"No!" Kevon was going after him again, but before he could do anything Lani shouted an unintelligible sound of fury and took a swing at him. It was only Kevon's quick reflexes that let him duck out of the way of the blow in time to avoid it. It had certainly been aimed at his head. Then Lani was running at him and he had to maintain his crouch and whirl away to one side to avoid being pummeled. The aggressor had to work to keep his balance and not fall over, and Kevon used those few seconds to stand up and think of what to do next.

This was not unlike his friend Lani, unfortunately. He had seen him fight before now. His long legs, out of proportion to the rest of him, often put him at a disadvantage in a tackle if he missed as he had just now, but if he made contact it was like being rammed with a two-by-four. Lani had a hard head and carried a lot of mass in his bones. Despite this, he was quick. A formidable opponent, but Kevon knew his weakness.

When he got going, Lani Christoph didn't think. He let his emotions take over and never knew when to quit. He would persist in a fight until his enemy was unconscious or someone stopped him. Kevon was canny. He would watch and wait until he saw an opening and then go in for the attack with all the power in his wiry musculature behind him. Lani knew, but he would forget.

"Come on, Leonard!" he taunted. "You're so eager to have me; come and get me!" He charged Kevon a second time.

"No way! I don't want this; I don't want to fight you." He dodged to the side again. He couldn't avoid this brawl now, but he could end it quickly. End the brawl… and end their friendship for good.

Lani came tensed to hit him this time. He walked stiffly, building power throughout his frame. His face contorted into a grimace as he pulled his fist back…

Kevon didn't want to do it, but he had no choice. Lani was focused on what he was doing only, wasn't watching his target. Kevon Leonard darted forward, coiled like a spring, and let his one-time friend have it.

He howled in pain and rage and reeled backwards, clutching his face.
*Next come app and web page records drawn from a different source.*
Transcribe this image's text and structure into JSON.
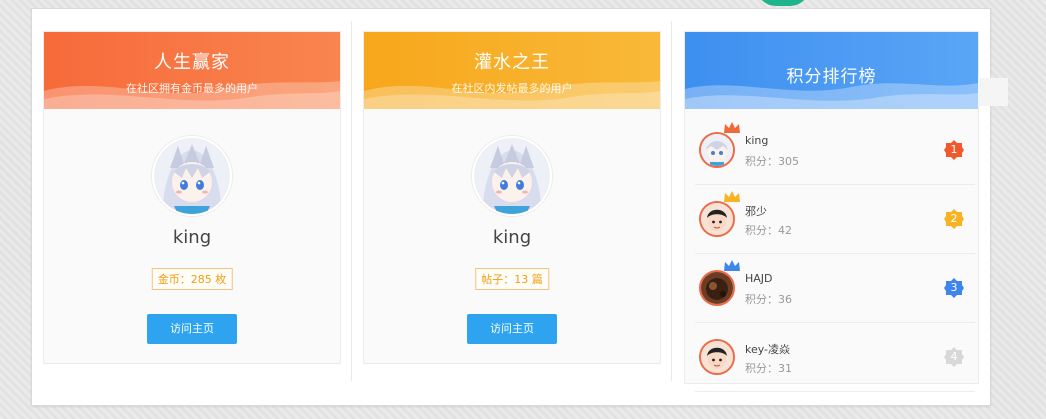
{
  "cards": [
    {
      "title": "人生赢家",
      "subtitle": "在社区拥有金币最多的用户",
      "gradient_from": "#f76a3a",
      "gradient_to": "#f9854f",
      "user": "king",
      "stat": "金币：285 枚",
      "button": "访问主页"
    },
    {
      "title": "灌水之王",
      "subtitle": "在社区内发帖最多的用户",
      "gradient_from": "#f7a71b",
      "gradient_to": "#f9b939",
      "user": "king",
      "stat": "帖子：13 篇",
      "button": "访问主页"
    }
  ],
  "ranking": {
    "title": "积分排行榜",
    "gradient_from": "#3d8ff0",
    "gradient_to": "#5aa5f6",
    "rows": [
      {
        "name": "king",
        "score": "积分：305",
        "rank": "1",
        "badge_color": "#f1582c",
        "crown_color": "#ef6a3b",
        "avatar": "anime"
      },
      {
        "name": "邪少",
        "score": "积分：42",
        "rank": "2",
        "badge_color": "#f7b322",
        "crown_color": "#f7b322",
        "avatar": "boy"
      },
      {
        "name": "HAJD",
        "score": "积分：36",
        "rank": "3",
        "badge_color": "#3f86ea",
        "crown_color": "#3f86ea",
        "avatar": "dark"
      },
      {
        "name": "key-凌焱",
        "score": "积分：31",
        "rank": "4",
        "badge_color": "#d8d8d8",
        "crown_color": "",
        "avatar": "boy"
      }
    ]
  }
}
Judging by the liquid warmth he was feeling, his nose had been broken—and badly, at that. He was in shock: Kevon had actually managed to hit him? How could he? His own best friend—no, not anymore. He drew himself slowly upright, stolidly ignoring the pain he was in and trying to staunch the flow of blood from his nose. No, they were more than through now. Leonard would regret this, Lani would see that he did! So much for friendship. Now they would be enemies.

"You haven't won this," he snarled through his hand. "You haven't seen the last of me!" He stumbled towards his uniform jacket (which he had thrown to the ground earlier), retrieved it, and retreated as quickly as he could.

Kevon watched him go with a heavy heart. Again, he noticed that Lani hadn't been able to bring himself to meet his eyes. Well, he supposed that meant there was still a chance of reaching him. Probably not any time soon, he knew Lani to be too stubborn for that, but eventually, when he realized that his precious group wasn't giving him his dues, he'd wise up.

But until then, Kevon had lots to do. He had to adjust to the fact that he and Lani were no longer on the same side, as it were, and he had to prepare for any revenge the other might take. Kevon knew that Lani would, if he got the chance. He had to remember to think of him as 'foe' now. In the heartless clutches of the corrupt beast that called itself a government, Lani would forget that they had once been friends and allies in the same cause. It was too late to stop that now, Kevon thought sadly, but there was something else he could do. This… this theft of his right-hand man solidified his resolve. The war began today.

He looked one last time at the wounded landscape, the burning skeletons of the creations of humankind. All of it made Kevon want to throw up in the worst way. I have a score to settle with you now, he thought at the dead factory building. Not only are you killing my planet, now you've stolen my best friend. Well, you haven't seen the last of me. He turned angrily and stormed off in the direction opposite to the one Lani had taken. He still had Marius and Theo, and his plans—plans that he had nursed and mused over for years—would still take form in reality. Theo had the technical mind and Marius the ominous presence he would need to get started.

The Resistance was born today.